Please print each of the entries below exactly.

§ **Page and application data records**

:::::

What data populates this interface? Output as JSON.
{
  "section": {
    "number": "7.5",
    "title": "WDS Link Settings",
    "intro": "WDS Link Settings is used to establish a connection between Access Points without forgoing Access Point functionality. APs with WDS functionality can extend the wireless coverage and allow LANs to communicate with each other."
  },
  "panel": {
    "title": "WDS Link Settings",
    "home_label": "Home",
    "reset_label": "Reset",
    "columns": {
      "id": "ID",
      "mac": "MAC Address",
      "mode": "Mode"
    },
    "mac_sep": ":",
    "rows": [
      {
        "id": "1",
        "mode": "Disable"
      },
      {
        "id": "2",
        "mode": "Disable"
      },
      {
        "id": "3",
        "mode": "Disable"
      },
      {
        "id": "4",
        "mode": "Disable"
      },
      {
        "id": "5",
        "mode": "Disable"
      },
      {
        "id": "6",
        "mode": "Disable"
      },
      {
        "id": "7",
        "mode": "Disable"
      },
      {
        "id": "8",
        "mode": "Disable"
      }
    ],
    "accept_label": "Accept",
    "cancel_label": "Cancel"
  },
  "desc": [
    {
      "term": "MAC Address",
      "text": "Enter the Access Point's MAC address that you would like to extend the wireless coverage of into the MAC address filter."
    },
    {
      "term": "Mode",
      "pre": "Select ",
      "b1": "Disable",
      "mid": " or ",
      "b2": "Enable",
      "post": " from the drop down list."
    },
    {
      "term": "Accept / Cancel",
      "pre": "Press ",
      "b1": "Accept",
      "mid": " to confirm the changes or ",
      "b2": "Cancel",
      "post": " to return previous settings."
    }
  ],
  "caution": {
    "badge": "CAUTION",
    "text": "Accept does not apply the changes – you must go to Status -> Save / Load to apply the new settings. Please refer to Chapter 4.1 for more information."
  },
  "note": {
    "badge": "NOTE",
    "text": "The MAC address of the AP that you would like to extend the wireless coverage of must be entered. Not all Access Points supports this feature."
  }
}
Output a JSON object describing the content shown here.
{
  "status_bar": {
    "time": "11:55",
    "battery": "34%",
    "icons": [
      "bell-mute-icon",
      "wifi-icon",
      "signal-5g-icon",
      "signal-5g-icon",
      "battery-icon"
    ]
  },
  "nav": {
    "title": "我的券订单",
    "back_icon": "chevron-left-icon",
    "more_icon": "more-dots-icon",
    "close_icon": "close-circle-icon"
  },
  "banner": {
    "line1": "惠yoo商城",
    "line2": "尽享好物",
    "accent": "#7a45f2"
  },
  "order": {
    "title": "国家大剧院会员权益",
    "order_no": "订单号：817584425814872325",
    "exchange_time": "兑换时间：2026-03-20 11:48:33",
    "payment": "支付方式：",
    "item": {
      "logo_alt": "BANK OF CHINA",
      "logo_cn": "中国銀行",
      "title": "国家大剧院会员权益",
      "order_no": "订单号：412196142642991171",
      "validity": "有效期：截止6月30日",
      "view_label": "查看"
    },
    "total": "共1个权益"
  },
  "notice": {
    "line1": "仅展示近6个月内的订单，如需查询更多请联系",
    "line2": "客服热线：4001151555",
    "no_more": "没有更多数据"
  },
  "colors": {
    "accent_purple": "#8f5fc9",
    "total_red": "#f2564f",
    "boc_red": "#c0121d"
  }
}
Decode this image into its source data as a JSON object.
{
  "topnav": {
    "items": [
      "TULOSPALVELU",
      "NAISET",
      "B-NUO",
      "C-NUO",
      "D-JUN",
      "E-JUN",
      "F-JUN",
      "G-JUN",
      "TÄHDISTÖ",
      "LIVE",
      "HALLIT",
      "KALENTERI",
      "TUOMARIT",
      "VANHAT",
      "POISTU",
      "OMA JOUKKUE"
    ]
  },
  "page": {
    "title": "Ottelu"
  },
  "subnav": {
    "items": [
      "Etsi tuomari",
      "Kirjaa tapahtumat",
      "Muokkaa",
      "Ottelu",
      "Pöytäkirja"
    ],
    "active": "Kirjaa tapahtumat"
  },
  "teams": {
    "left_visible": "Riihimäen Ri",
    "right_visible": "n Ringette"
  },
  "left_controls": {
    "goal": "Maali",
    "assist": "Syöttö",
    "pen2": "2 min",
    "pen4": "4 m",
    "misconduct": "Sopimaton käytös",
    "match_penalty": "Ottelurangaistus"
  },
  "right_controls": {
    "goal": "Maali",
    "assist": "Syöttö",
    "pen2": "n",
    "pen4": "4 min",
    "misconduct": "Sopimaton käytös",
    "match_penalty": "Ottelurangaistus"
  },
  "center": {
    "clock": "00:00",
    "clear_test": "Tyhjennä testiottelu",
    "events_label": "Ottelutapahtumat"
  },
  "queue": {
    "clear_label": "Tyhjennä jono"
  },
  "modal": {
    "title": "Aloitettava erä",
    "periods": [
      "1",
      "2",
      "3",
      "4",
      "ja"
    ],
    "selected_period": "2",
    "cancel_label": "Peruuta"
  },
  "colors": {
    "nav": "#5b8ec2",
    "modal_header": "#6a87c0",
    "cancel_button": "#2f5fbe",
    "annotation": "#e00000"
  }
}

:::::

§ **Reply to the exercise**
What data populates this interface? Output as JSON.
{
  "section": {
    "number": "7.5",
    "title": "WDS Link Settings",
    "intro": "WDS Link Settings is used to establish a connection between Access Points without forgoing Access Point functionality. APs with WDS functionality can extend the wireless coverage and allow LANs to communicate with each other."
  },
  "panel": {
    "title": "WDS Link Settings",
    "home_label": "Home",
    "reset_label": "Reset",
    "columns": {
      "id": "ID",
      "mac": "MAC Address",
      "mode": "Mode"
    },
    "mac_sep": ":",
    "rows": [
      {
        "id": "1",
        "mode": "Disable"
      },
      {
        "id": "2",
        "mode": "Disable"
      },
      {
        "id": "3",
        "mode": "Disable"
      },
      {
        "id": "4",
        "mode": "Disable"
      },
      {
        "id": "5",
        "mode": "Disable"
      },
      {
        "id": "6",
        "mode": "Disable"
      },
      {
        "id": "7",
        "mode": "Disable"
      },
      {
        "id": "8",
        "mode": "Disable"
      }
    ],
    "accept_label": "Accept",
    "cancel_label": "Cancel"
  },
  "desc": [
    {
      "term": "MAC Address",
      "text": "Enter the Access Point's MAC address that you would like to extend the wireless coverage of into the MAC address filter."
    },
    {
      "term": "Mode",
      "pre": "Select ",
      "b1": "Disable",
      "mid": " or ",
      "b2": "Enable",
      "post": " from the drop down list."
    },
    {
      "term": "Accept / Cancel",
      "pre": "Press ",
      "b1": "Accept",
      "mid": " to confirm the changes or ",
      "b2": "Cancel",
      "post": " to return previous settings."
    }
  ],
  "caution": {
    "badge": "CAUTION",
    "text": "Accept does not apply the changes – you must go to Status -> Save / Load to apply the new settings. Please refer to Chapter 4.1 for more information."
  },
  "note": {
    "badge": "NOTE",
    "text": "The MAC address of the AP that you would like to extend the wireless coverage of must be entered. Not all Access Points supports this feature."
  }
}
Output a JSON object describing the content shown here.
{
  "status_bar": {
    "time": "11:55",
    "battery": "34%",
    "icons": [
      "bell-mute-icon",
      "wifi-icon",
      "signal-5g-icon",
      "signal-5g-icon",
      "battery-icon"
    ]
  },
  "nav": {
    "title": "我的券订单",
    "back_icon": "chevron-left-icon",
    "more_icon": "more-dots-icon",
    "close_icon": "close-circle-icon"
  },
  "banner": {
    "line1": "惠yoo商城",
    "line2": "尽享好物",
    "accent": "#7a45f2"
  },
  "order": {
    "title": "国家大剧院会员权益",
    "order_no": "订单号：817584425814872325",
    "exchange_time": "兑换时间：2026-03-20 11:48:33",
    "payment": "支付方式：",
    "item": {
      "logo_alt": "BANK OF CHINA",
      "logo_cn": "中国銀行",
      "title": "国家大剧院会员权益",
      "order_no": "订单号：412196142642991171",
      "validity": "有效期：截止6月30日",
      "view_label": "查看"
    },
    "total": "共1个权益"
  },
  "notice": {
    "line1": "仅展示近6个月内的订单，如需查询更多请联系",
    "line2": "客服热线：4001151555",
    "no_more": "没有更多数据"
  },
  "colors": {
    "accent_purple": "#8f5fc9",
    "total_red": "#f2564f",
    "boc_red": "#c0121d"
  }
}
Decode this image into its source data as a JSON object.
{
  "topnav": {
    "items": [
      "TULOSPALVELU",
      "NAISET",
      "B-NUO",
      "C-NUO",
      "D-JUN",
      "E-JUN",
      "F-JUN",
      "G-JUN",
      "TÄHDISTÖ",
      "LIVE",
      "HALLIT",
      "KALENTERI",
      "TUOMARIT",
      "VANHAT",
      "POISTU",
      "OMA JOUKKUE"
    ]
  },
  "page": {
    "title": "Ottelu"
  },
  "subnav": {
    "items": [
      "Etsi tuomari",
      "Kirjaa tapahtumat",
      "Muokkaa",
      "Ottelu",
      "Pöytäkirja"
    ],
    "active": "Kirjaa tapahtumat"
  },
  "teams": {
    "left_visible": "Riihimäen Ri",
    "right_visible": "n Ringette"
  },
  "left_controls": {
    "goal": "Maali",
    "assist": "Syöttö",
    "pen2": "2 min",
    "pen4": "4 m",
    "misconduct": "Sopimaton käytös",
    "match_penalty": "Ottelurangaistus"
  },
  "right_controls": {
    "goal": "Maali",
    "assist": "Syöttö",
    "pen2": "n",
    "pen4": "4 min",
    "misconduct": "Sopimaton käytös",
    "match_penalty": "Ottelurangaistus"
  },
  "center": {
    "clock": "00:00",
    "clear_test": "Tyhjennä testiottelu",
    "events_label": "Ottelutapahtumat"
  },
  "queue": {
    "clear_label": "Tyhjennä jono"
  },
  "modal": {
    "title": "Aloitettava erä",
    "periods": [
      "1",
      "2",
      "3",
      "4",
      "ja"
    ],
    "selected_period": "2",
    "cancel_label": "Peruuta"
  },
  "colors": {
    "nav": "#5b8ec2",
    "modal_header": "#6a87c0",
    "cancel_button": "#2f5fbe",
    "annotation": "#e00000"
  }
}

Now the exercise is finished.